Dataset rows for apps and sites
####

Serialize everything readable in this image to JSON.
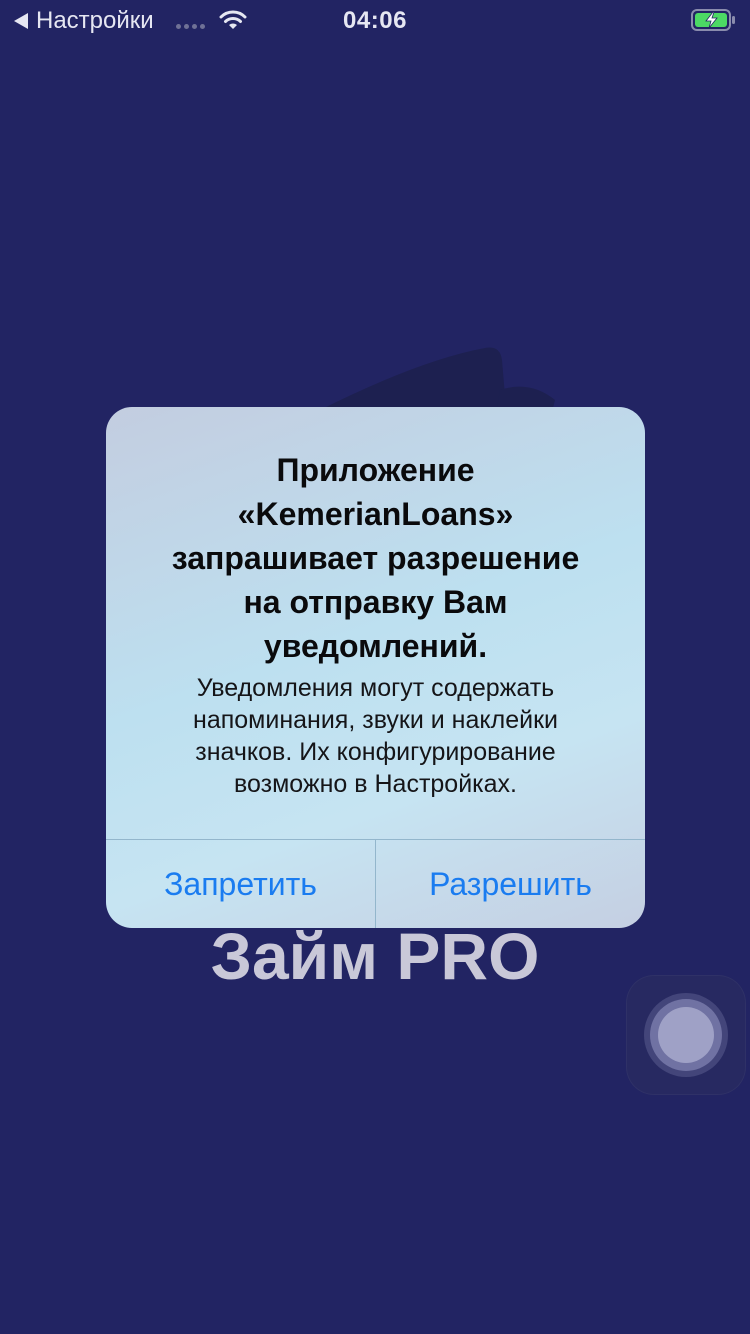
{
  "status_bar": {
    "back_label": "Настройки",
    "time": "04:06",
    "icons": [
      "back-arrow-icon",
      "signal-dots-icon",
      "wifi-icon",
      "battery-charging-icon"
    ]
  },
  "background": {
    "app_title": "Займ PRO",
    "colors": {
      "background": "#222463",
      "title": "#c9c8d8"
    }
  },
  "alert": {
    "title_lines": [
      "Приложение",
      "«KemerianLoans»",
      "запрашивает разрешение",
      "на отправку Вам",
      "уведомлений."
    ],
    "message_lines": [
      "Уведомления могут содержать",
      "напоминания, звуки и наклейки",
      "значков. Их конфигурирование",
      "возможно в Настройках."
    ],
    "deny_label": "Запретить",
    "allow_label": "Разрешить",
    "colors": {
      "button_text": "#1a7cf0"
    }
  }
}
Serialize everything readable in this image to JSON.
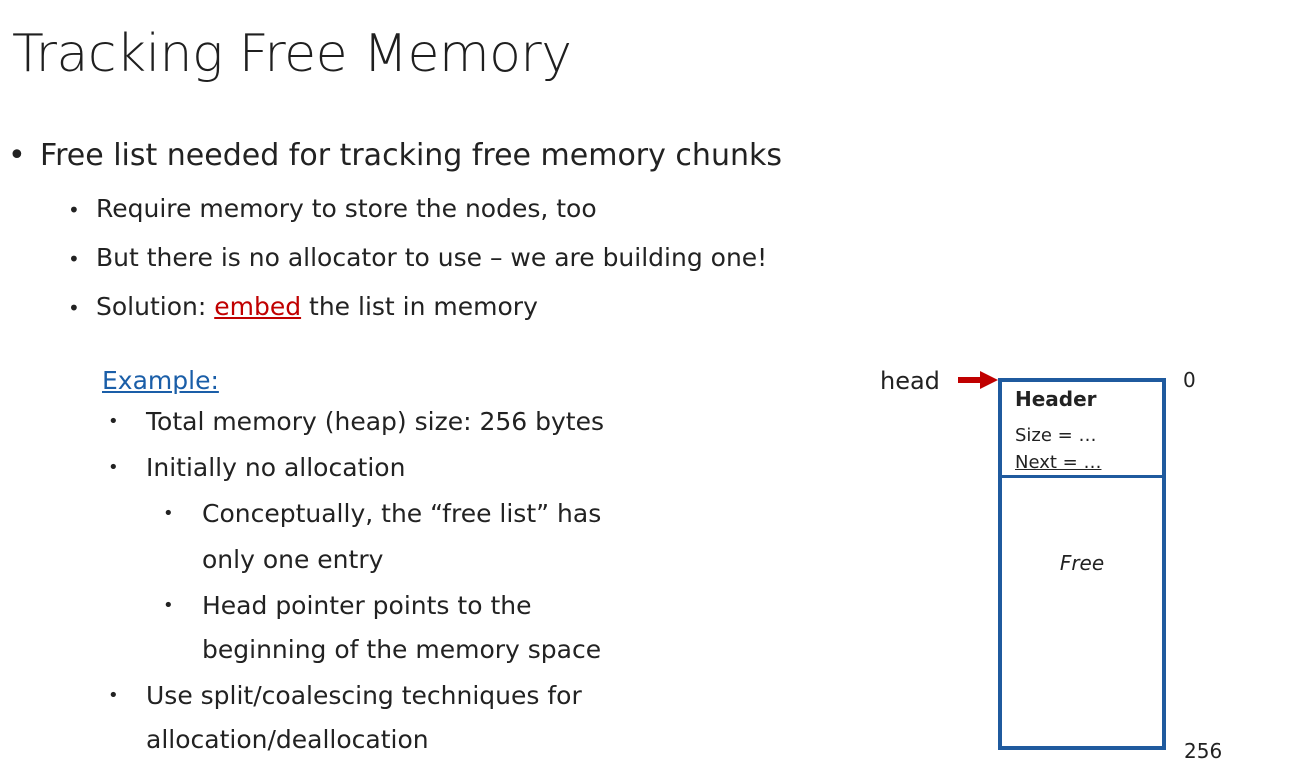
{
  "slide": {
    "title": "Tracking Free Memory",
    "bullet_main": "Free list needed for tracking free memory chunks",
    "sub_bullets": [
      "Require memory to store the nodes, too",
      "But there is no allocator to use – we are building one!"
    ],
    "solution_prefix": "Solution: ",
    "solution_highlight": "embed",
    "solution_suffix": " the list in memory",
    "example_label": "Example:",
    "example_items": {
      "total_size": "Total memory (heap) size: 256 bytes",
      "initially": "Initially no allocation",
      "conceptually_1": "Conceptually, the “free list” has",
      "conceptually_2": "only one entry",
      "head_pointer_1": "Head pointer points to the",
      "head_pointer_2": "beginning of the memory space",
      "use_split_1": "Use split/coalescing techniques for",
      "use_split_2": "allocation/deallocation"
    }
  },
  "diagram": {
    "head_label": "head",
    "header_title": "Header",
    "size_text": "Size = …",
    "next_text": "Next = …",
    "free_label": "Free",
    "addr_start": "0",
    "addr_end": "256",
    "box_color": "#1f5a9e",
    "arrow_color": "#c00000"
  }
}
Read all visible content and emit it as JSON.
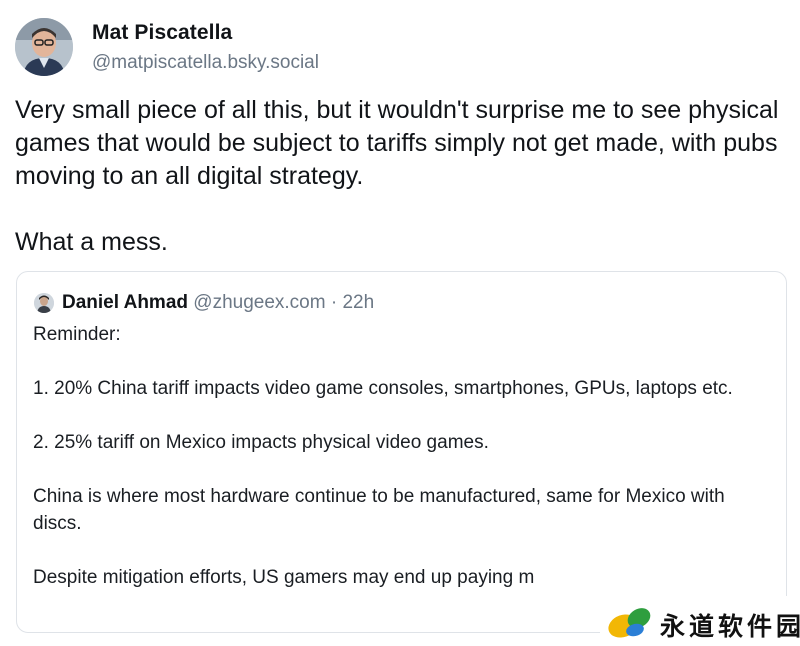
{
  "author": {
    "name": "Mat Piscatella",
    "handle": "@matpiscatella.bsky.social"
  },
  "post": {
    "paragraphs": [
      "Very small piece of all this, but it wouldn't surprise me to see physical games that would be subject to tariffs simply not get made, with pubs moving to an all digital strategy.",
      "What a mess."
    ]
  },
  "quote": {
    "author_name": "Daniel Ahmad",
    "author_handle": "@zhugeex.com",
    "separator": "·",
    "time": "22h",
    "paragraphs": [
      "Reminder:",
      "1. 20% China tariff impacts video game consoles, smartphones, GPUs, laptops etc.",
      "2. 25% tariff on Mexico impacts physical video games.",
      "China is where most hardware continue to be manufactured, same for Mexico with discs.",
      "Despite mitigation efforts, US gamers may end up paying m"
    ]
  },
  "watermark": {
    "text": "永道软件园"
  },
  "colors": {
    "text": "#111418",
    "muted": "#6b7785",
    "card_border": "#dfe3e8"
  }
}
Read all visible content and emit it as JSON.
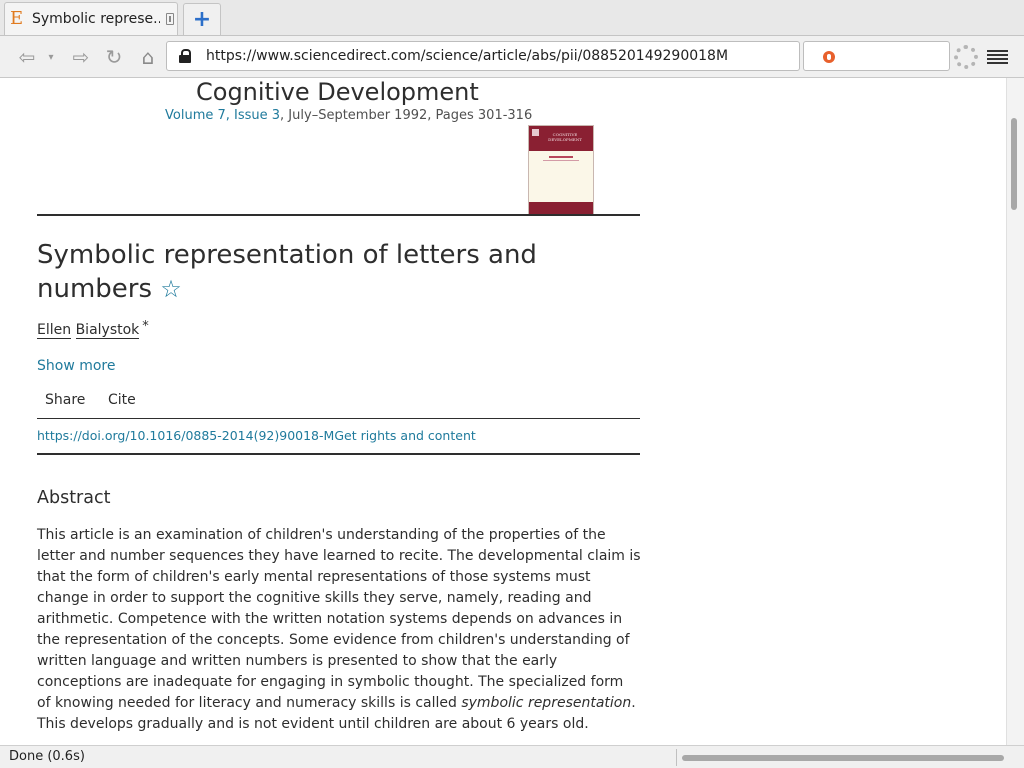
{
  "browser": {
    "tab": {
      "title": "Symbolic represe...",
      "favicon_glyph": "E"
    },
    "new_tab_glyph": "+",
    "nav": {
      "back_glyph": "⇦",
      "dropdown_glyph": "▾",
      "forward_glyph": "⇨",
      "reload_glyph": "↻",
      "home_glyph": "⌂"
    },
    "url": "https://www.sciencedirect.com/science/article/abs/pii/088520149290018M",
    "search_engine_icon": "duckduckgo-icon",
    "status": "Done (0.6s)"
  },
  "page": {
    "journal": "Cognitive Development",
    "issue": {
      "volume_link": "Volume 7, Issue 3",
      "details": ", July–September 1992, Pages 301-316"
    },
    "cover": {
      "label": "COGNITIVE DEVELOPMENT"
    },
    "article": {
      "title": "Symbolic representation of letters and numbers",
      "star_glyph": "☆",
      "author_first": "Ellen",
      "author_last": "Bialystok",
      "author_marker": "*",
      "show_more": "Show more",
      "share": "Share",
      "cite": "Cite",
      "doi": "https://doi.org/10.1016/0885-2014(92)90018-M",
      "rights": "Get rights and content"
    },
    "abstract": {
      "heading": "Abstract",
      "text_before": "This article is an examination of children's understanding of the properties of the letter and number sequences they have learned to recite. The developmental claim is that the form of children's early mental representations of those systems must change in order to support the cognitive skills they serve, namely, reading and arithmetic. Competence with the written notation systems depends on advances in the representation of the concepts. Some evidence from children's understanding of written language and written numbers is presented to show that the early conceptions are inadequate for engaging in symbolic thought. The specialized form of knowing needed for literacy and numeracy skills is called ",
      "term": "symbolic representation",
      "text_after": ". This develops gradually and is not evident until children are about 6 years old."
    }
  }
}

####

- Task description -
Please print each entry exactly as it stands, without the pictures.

- Response for this exercise -
Serialize everything readable in this image to JSON.
{
  "status_bar": {
    "back_label": "Настройки",
    "time": "04:06",
    "icons": [
      "back-arrow-icon",
      "signal-dots-icon",
      "wifi-icon",
      "battery-charging-icon"
    ]
  },
  "background": {
    "app_title": "Займ PRO",
    "colors": {
      "background": "#222463",
      "title": "#c9c8d8"
    }
  },
  "alert": {
    "title_lines": [
      "Приложение",
      "«KemerianLoans»",
      "запрашивает разрешение",
      "на отправку Вам",
      "уведомлений."
    ],
    "message_lines": [
      "Уведомления могут содержать",
      "напоминания, звуки и наклейки",
      "значков. Их конфигурирование",
      "возможно в Настройках."
    ],
    "deny_label": "Запретить",
    "allow_label": "Разрешить",
    "colors": {
      "button_text": "#1a7cf0"
    }
  }
}
Serialize everything readable in this image to JSON.
{
  "slide": {
    "title": "Tracking Free Memory",
    "bullet_main": "Free list needed for tracking free memory chunks",
    "sub_bullets": [
      "Require memory to store the nodes, too",
      "But there is no allocator to use – we are building one!"
    ],
    "solution_prefix": "Solution: ",
    "solution_highlight": "embed",
    "solution_suffix": " the list in memory",
    "example_label": "Example:",
    "example_items": {
      "total_size": "Total memory (heap) size: 256 bytes",
      "initially": "Initially no allocation",
      "conceptually_1": "Conceptually, the “free list” has",
      "conceptually_2": "only one entry",
      "head_pointer_1": "Head pointer points to the",
      "head_pointer_2": "beginning of the memory space",
      "use_split_1": "Use split/coalescing techniques for",
      "use_split_2": "allocation/deallocation"
    }
  },
  "diagram": {
    "head_label": "head",
    "header_title": "Header",
    "size_text": "Size = …",
    "next_text": "Next = …",
    "free_label": "Free",
    "addr_start": "0",
    "addr_end": "256",
    "box_color": "#1f5a9e",
    "arrow_color": "#c00000"
  }
}
Read all visible content and emit it as JSON.
{
  "author": {
    "name": "Mat Piscatella",
    "handle": "@matpiscatella.bsky.social"
  },
  "post": {
    "paragraphs": [
      "Very small piece of all this, but it wouldn't surprise me to see physical games that would be subject to tariffs simply not get made, with pubs moving to an all digital strategy.",
      "What a mess."
    ]
  },
  "quote": {
    "author_name": "Daniel Ahmad",
    "author_handle": "@zhugeex.com",
    "separator": "·",
    "time": "22h",
    "paragraphs": [
      "Reminder:",
      "1. 20% China tariff impacts video game consoles, smartphones, GPUs, laptops etc.",
      "2. 25% tariff on Mexico impacts physical video games.",
      "China is where most hardware continue to be manufactured, same for Mexico with discs.",
      "Despite mitigation efforts, US gamers may end up paying m"
    ]
  },
  "watermark": {
    "text": "永道软件园"
  },
  "colors": {
    "text": "#111418",
    "muted": "#6b7785",
    "card_border": "#dfe3e8"
  }
}
Read all visible content and emit it as JSON.
{
  "browser": {
    "tab": {
      "title": "Symbolic represe...",
      "favicon_glyph": "E"
    },
    "new_tab_glyph": "+",
    "nav": {
      "back_glyph": "⇦",
      "dropdown_glyph": "▾",
      "forward_glyph": "⇨",
      "reload_glyph": "↻",
      "home_glyph": "⌂"
    },
    "url": "https://www.sciencedirect.com/science/article/abs/pii/088520149290018M",
    "search_engine_icon": "duckduckgo-icon",
    "status": "Done (0.6s)"
  },
  "page": {
    "journal": "Cognitive Development",
    "issue": {
      "volume_link": "Volume 7, Issue 3",
      "details": ", July–September 1992, Pages 301-316"
    },
    "cover": {
      "label": "COGNITIVE DEVELOPMENT"
    },
    "article": {
      "title": "Symbolic representation of letters and numbers",
      "star_glyph": "☆",
      "author_first": "Ellen",
      "author_last": "Bialystok",
      "author_marker": "*",
      "show_more": "Show more",
      "share": "Share",
      "cite": "Cite",
      "doi": "https://doi.org/10.1016/0885-2014(92)90018-M",
      "rights": "Get rights and content"
    },
    "abstract": {
      "heading": "Abstract",
      "text_before": "This article is an examination of children's understanding of the properties of the letter and number sequences they have learned to recite. The developmental claim is that the form of children's early mental representations of those systems must change in order to support the cognitive skills they serve, namely, reading and arithmetic. Competence with the written notation systems depends on advances in the representation of the concepts. Some evidence from children's understanding of written language and written numbers is presented to show that the early conceptions are inadequate for engaging in symbolic thought. The specialized form of knowing needed for literacy and numeracy skills is called ",
      "term": "symbolic representation",
      "text_after": ". This develops gradually and is not evident until children are about 6 years old."
    }
  }
}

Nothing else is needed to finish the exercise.